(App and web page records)
◆ ◆ ◆

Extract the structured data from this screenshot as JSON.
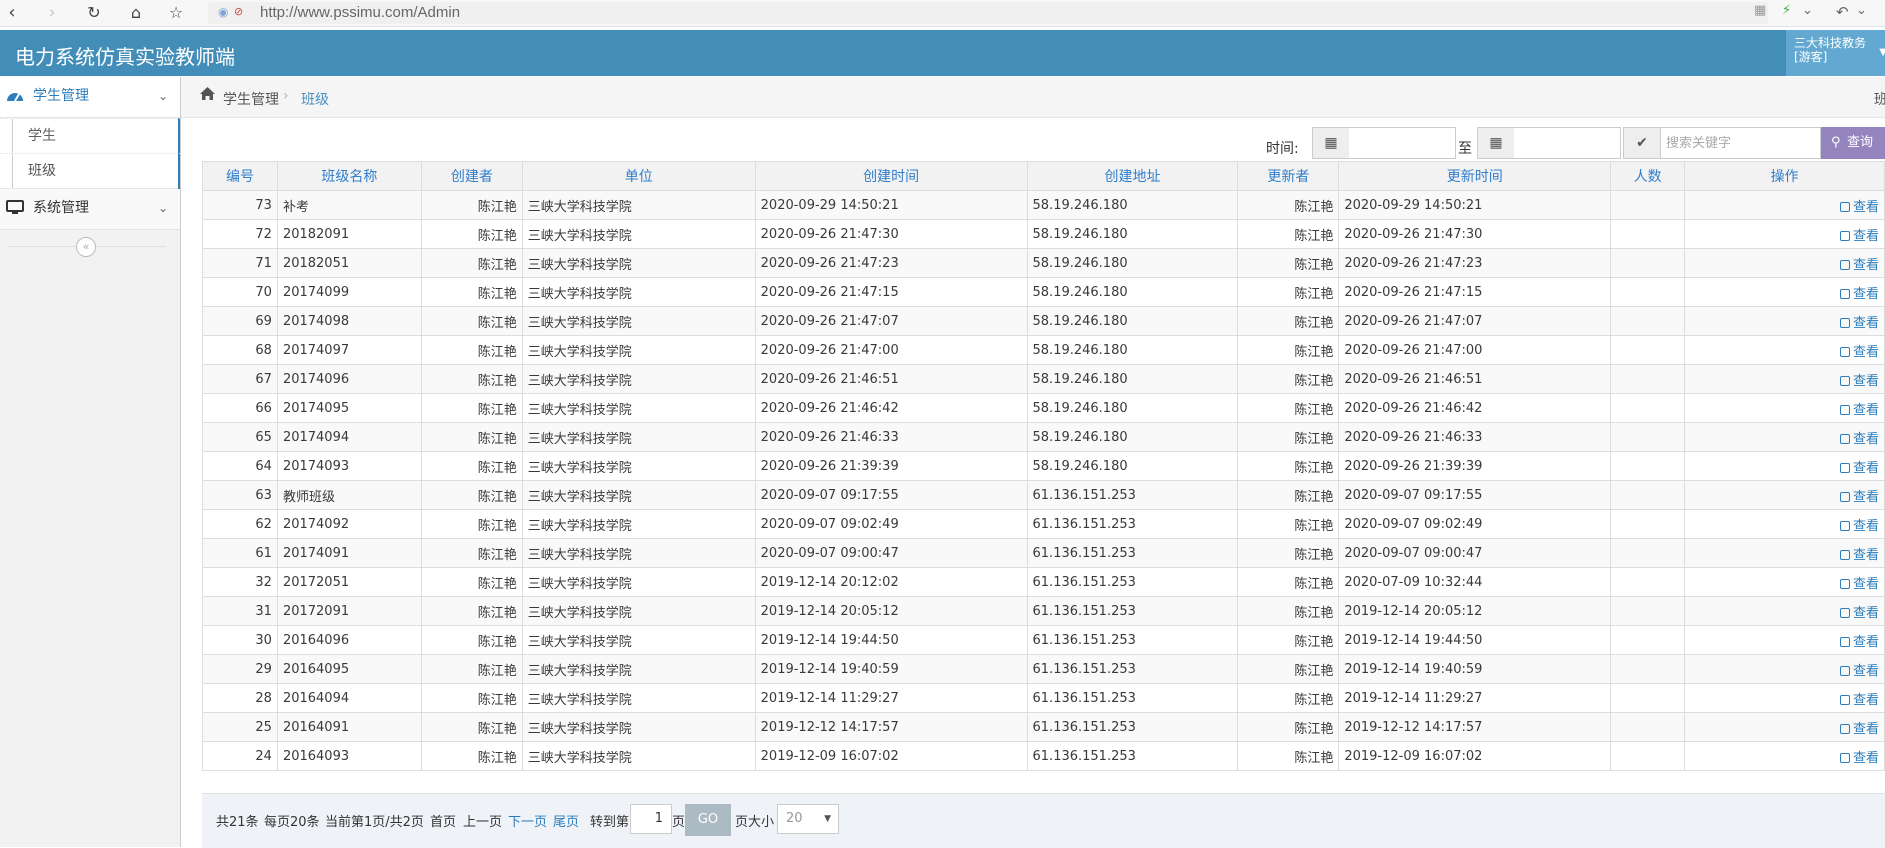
{
  "browser": {
    "url": "http://www.pssimu.com/Admin"
  },
  "header": {
    "title": "电力系统仿真实验教师端",
    "user_line1": "三大科技教务",
    "user_line2": "[游客]"
  },
  "sidebar": {
    "groups": [
      {
        "label": "学生管理",
        "items": [
          {
            "label": "学生"
          },
          {
            "label": "班级"
          }
        ]
      },
      {
        "label": "系统管理"
      }
    ],
    "collapse_glyph": "«"
  },
  "breadcrumb": {
    "items": [
      "学生管理",
      "班级"
    ],
    "right_text": "班"
  },
  "search": {
    "time_label": "时间:",
    "to_label": "至",
    "start_date": "",
    "end_date": "",
    "keyword_placeholder": "搜索关键字",
    "keyword_value": "",
    "search_label": "查询"
  },
  "table": {
    "columns": [
      "编号",
      "班级名称",
      "创建者",
      "单位",
      "创建时间",
      "创建地址",
      "更新者",
      "更新时间",
      "人数",
      "操作"
    ],
    "action_label": "查看",
    "rows": [
      [
        "73",
        "补考",
        "陈江艳",
        "三峡大学科技学院",
        "2020-09-29 14:50:21",
        "58.19.246.180",
        "陈江艳",
        "2020-09-29 14:50:21",
        ""
      ],
      [
        "72",
        "20182091",
        "陈江艳",
        "三峡大学科技学院",
        "2020-09-26 21:47:30",
        "58.19.246.180",
        "陈江艳",
        "2020-09-26 21:47:30",
        ""
      ],
      [
        "71",
        "20182051",
        "陈江艳",
        "三峡大学科技学院",
        "2020-09-26 21:47:23",
        "58.19.246.180",
        "陈江艳",
        "2020-09-26 21:47:23",
        ""
      ],
      [
        "70",
        "20174099",
        "陈江艳",
        "三峡大学科技学院",
        "2020-09-26 21:47:15",
        "58.19.246.180",
        "陈江艳",
        "2020-09-26 21:47:15",
        ""
      ],
      [
        "69",
        "20174098",
        "陈江艳",
        "三峡大学科技学院",
        "2020-09-26 21:47:07",
        "58.19.246.180",
        "陈江艳",
        "2020-09-26 21:47:07",
        ""
      ],
      [
        "68",
        "20174097",
        "陈江艳",
        "三峡大学科技学院",
        "2020-09-26 21:47:00",
        "58.19.246.180",
        "陈江艳",
        "2020-09-26 21:47:00",
        ""
      ],
      [
        "67",
        "20174096",
        "陈江艳",
        "三峡大学科技学院",
        "2020-09-26 21:46:51",
        "58.19.246.180",
        "陈江艳",
        "2020-09-26 21:46:51",
        ""
      ],
      [
        "66",
        "20174095",
        "陈江艳",
        "三峡大学科技学院",
        "2020-09-26 21:46:42",
        "58.19.246.180",
        "陈江艳",
        "2020-09-26 21:46:42",
        ""
      ],
      [
        "65",
        "20174094",
        "陈江艳",
        "三峡大学科技学院",
        "2020-09-26 21:46:33",
        "58.19.246.180",
        "陈江艳",
        "2020-09-26 21:46:33",
        ""
      ],
      [
        "64",
        "20174093",
        "陈江艳",
        "三峡大学科技学院",
        "2020-09-26 21:39:39",
        "58.19.246.180",
        "陈江艳",
        "2020-09-26 21:39:39",
        ""
      ],
      [
        "63",
        "教师班级",
        "陈江艳",
        "三峡大学科技学院",
        "2020-09-07 09:17:55",
        "61.136.151.253",
        "陈江艳",
        "2020-09-07 09:17:55",
        ""
      ],
      [
        "62",
        "20174092",
        "陈江艳",
        "三峡大学科技学院",
        "2020-09-07 09:02:49",
        "61.136.151.253",
        "陈江艳",
        "2020-09-07 09:02:49",
        ""
      ],
      [
        "61",
        "20174091",
        "陈江艳",
        "三峡大学科技学院",
        "2020-09-07 09:00:47",
        "61.136.151.253",
        "陈江艳",
        "2020-09-07 09:00:47",
        ""
      ],
      [
        "32",
        "20172051",
        "陈江艳",
        "三峡大学科技学院",
        "2019-12-14 20:12:02",
        "61.136.151.253",
        "陈江艳",
        "2020-07-09 10:32:44",
        ""
      ],
      [
        "31",
        "20172091",
        "陈江艳",
        "三峡大学科技学院",
        "2019-12-14 20:05:12",
        "61.136.151.253",
        "陈江艳",
        "2019-12-14 20:05:12",
        ""
      ],
      [
        "30",
        "20164096",
        "陈江艳",
        "三峡大学科技学院",
        "2019-12-14 19:44:50",
        "61.136.151.253",
        "陈江艳",
        "2019-12-14 19:44:50",
        ""
      ],
      [
        "29",
        "20164095",
        "陈江艳",
        "三峡大学科技学院",
        "2019-12-14 19:40:59",
        "61.136.151.253",
        "陈江艳",
        "2019-12-14 19:40:59",
        ""
      ],
      [
        "28",
        "20164094",
        "陈江艳",
        "三峡大学科技学院",
        "2019-12-14 11:29:27",
        "61.136.151.253",
        "陈江艳",
        "2019-12-14 11:29:27",
        ""
      ],
      [
        "25",
        "20164091",
        "陈江艳",
        "三峡大学科技学院",
        "2019-12-12 14:17:57",
        "61.136.151.253",
        "陈江艳",
        "2019-12-12 14:17:57",
        ""
      ],
      [
        "24",
        "20164093",
        "陈江艳",
        "三峡大学科技学院",
        "2019-12-09 16:07:02",
        "61.136.151.253",
        "陈江艳",
        "2019-12-09 16:07:02",
        ""
      ]
    ]
  },
  "pager": {
    "total": "共21条",
    "per_page": "每页20条",
    "current": "当前第1页/共2页",
    "first": "首页",
    "prev": "上一页",
    "next": "下一页",
    "last": "尾页",
    "goto_label": "转到第",
    "goto_value": "1",
    "page_unit": "页",
    "go_label": "GO",
    "size_label": "页大小",
    "size_value": "20"
  },
  "colors": {
    "header_bg": "#438eb9",
    "user_box_bg": "#62a8d1",
    "search_btn_bg": "#9585bf",
    "link": "#2b7dbc",
    "th_text": "#307ecc",
    "go_btn_bg": "#abbac3"
  },
  "icons": {
    "back": "back-arrow-icon",
    "forward": "forward-arrow-icon",
    "reload": "reload-icon",
    "home": "home-icon",
    "bookmark": "star-icon",
    "sidebar_students": "tachometer-icon",
    "sidebar_system": "desktop-icon",
    "breadcrumb_home": "home-icon",
    "calendar": "calendar-icon",
    "check": "check-icon",
    "search": "search-icon",
    "view": "edit-icon"
  }
}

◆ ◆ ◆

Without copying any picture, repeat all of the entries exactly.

Extract the structured data from this screenshot as JSON.
{
  "browser": {
    "url": "http://www.pssimu.com/Admin"
  },
  "header": {
    "title": "电力系统仿真实验教师端",
    "user_line1": "三大科技教务",
    "user_line2": "[游客]"
  },
  "sidebar": {
    "groups": [
      {
        "label": "学生管理",
        "items": [
          {
            "label": "学生"
          },
          {
            "label": "班级"
          }
        ]
      },
      {
        "label": "系统管理"
      }
    ],
    "collapse_glyph": "«"
  },
  "breadcrumb": {
    "items": [
      "学生管理",
      "班级"
    ],
    "right_text": "班"
  },
  "search": {
    "time_label": "时间:",
    "to_label": "至",
    "start_date": "",
    "end_date": "",
    "keyword_placeholder": "搜索关键字",
    "keyword_value": "",
    "search_label": "查询"
  },
  "table": {
    "columns": [
      "编号",
      "班级名称",
      "创建者",
      "单位",
      "创建时间",
      "创建地址",
      "更新者",
      "更新时间",
      "人数",
      "操作"
    ],
    "action_label": "查看",
    "rows": [
      [
        "73",
        "补考",
        "陈江艳",
        "三峡大学科技学院",
        "2020-09-29 14:50:21",
        "58.19.246.180",
        "陈江艳",
        "2020-09-29 14:50:21",
        ""
      ],
      [
        "72",
        "20182091",
        "陈江艳",
        "三峡大学科技学院",
        "2020-09-26 21:47:30",
        "58.19.246.180",
        "陈江艳",
        "2020-09-26 21:47:30",
        ""
      ],
      [
        "71",
        "20182051",
        "陈江艳",
        "三峡大学科技学院",
        "2020-09-26 21:47:23",
        "58.19.246.180",
        "陈江艳",
        "2020-09-26 21:47:23",
        ""
      ],
      [
        "70",
        "20174099",
        "陈江艳",
        "三峡大学科技学院",
        "2020-09-26 21:47:15",
        "58.19.246.180",
        "陈江艳",
        "2020-09-26 21:47:15",
        ""
      ],
      [
        "69",
        "20174098",
        "陈江艳",
        "三峡大学科技学院",
        "2020-09-26 21:47:07",
        "58.19.246.180",
        "陈江艳",
        "2020-09-26 21:47:07",
        ""
      ],
      [
        "68",
        "20174097",
        "陈江艳",
        "三峡大学科技学院",
        "2020-09-26 21:47:00",
        "58.19.246.180",
        "陈江艳",
        "2020-09-26 21:47:00",
        ""
      ],
      [
        "67",
        "20174096",
        "陈江艳",
        "三峡大学科技学院",
        "2020-09-26 21:46:51",
        "58.19.246.180",
        "陈江艳",
        "2020-09-26 21:46:51",
        ""
      ],
      [
        "66",
        "20174095",
        "陈江艳",
        "三峡大学科技学院",
        "2020-09-26 21:46:42",
        "58.19.246.180",
        "陈江艳",
        "2020-09-26 21:46:42",
        ""
      ],
      [
        "65",
        "20174094",
        "陈江艳",
        "三峡大学科技学院",
        "2020-09-26 21:46:33",
        "58.19.246.180",
        "陈江艳",
        "2020-09-26 21:46:33",
        ""
      ],
      [
        "64",
        "20174093",
        "陈江艳",
        "三峡大学科技学院",
        "2020-09-26 21:39:39",
        "58.19.246.180",
        "陈江艳",
        "2020-09-26 21:39:39",
        ""
      ],
      [
        "63",
        "教师班级",
        "陈江艳",
        "三峡大学科技学院",
        "2020-09-07 09:17:55",
        "61.136.151.253",
        "陈江艳",
        "2020-09-07 09:17:55",
        ""
      ],
      [
        "62",
        "20174092",
        "陈江艳",
        "三峡大学科技学院",
        "2020-09-07 09:02:49",
        "61.136.151.253",
        "陈江艳",
        "2020-09-07 09:02:49",
        ""
      ],
      [
        "61",
        "20174091",
        "陈江艳",
        "三峡大学科技学院",
        "2020-09-07 09:00:47",
        "61.136.151.253",
        "陈江艳",
        "2020-09-07 09:00:47",
        ""
      ],
      [
        "32",
        "20172051",
        "陈江艳",
        "三峡大学科技学院",
        "2019-12-14 20:12:02",
        "61.136.151.253",
        "陈江艳",
        "2020-07-09 10:32:44",
        ""
      ],
      [
        "31",
        "20172091",
        "陈江艳",
        "三峡大学科技学院",
        "2019-12-14 20:05:12",
        "61.136.151.253",
        "陈江艳",
        "2019-12-14 20:05:12",
        ""
      ],
      [
        "30",
        "20164096",
        "陈江艳",
        "三峡大学科技学院",
        "2019-12-14 19:44:50",
        "61.136.151.253",
        "陈江艳",
        "2019-12-14 19:44:50",
        ""
      ],
      [
        "29",
        "20164095",
        "陈江艳",
        "三峡大学科技学院",
        "2019-12-14 19:40:59",
        "61.136.151.253",
        "陈江艳",
        "2019-12-14 19:40:59",
        ""
      ],
      [
        "28",
        "20164094",
        "陈江艳",
        "三峡大学科技学院",
        "2019-12-14 11:29:27",
        "61.136.151.253",
        "陈江艳",
        "2019-12-14 11:29:27",
        ""
      ],
      [
        "25",
        "20164091",
        "陈江艳",
        "三峡大学科技学院",
        "2019-12-12 14:17:57",
        "61.136.151.253",
        "陈江艳",
        "2019-12-12 14:17:57",
        ""
      ],
      [
        "24",
        "20164093",
        "陈江艳",
        "三峡大学科技学院",
        "2019-12-09 16:07:02",
        "61.136.151.253",
        "陈江艳",
        "2019-12-09 16:07:02",
        ""
      ]
    ]
  },
  "pager": {
    "total": "共21条",
    "per_page": "每页20条",
    "current": "当前第1页/共2页",
    "first": "首页",
    "prev": "上一页",
    "next": "下一页",
    "last": "尾页",
    "goto_label": "转到第",
    "goto_value": "1",
    "page_unit": "页",
    "go_label": "GO",
    "size_label": "页大小",
    "size_value": "20"
  },
  "colors": {
    "header_bg": "#438eb9",
    "user_box_bg": "#62a8d1",
    "search_btn_bg": "#9585bf",
    "link": "#2b7dbc",
    "th_text": "#307ecc",
    "go_btn_bg": "#abbac3"
  },
  "icons": {
    "back": "back-arrow-icon",
    "forward": "forward-arrow-icon",
    "reload": "reload-icon",
    "home": "home-icon",
    "bookmark": "star-icon",
    "sidebar_students": "tachometer-icon",
    "sidebar_system": "desktop-icon",
    "breadcrumb_home": "home-icon",
    "calendar": "calendar-icon",
    "check": "check-icon",
    "search": "search-icon",
    "view": "edit-icon"
  }
}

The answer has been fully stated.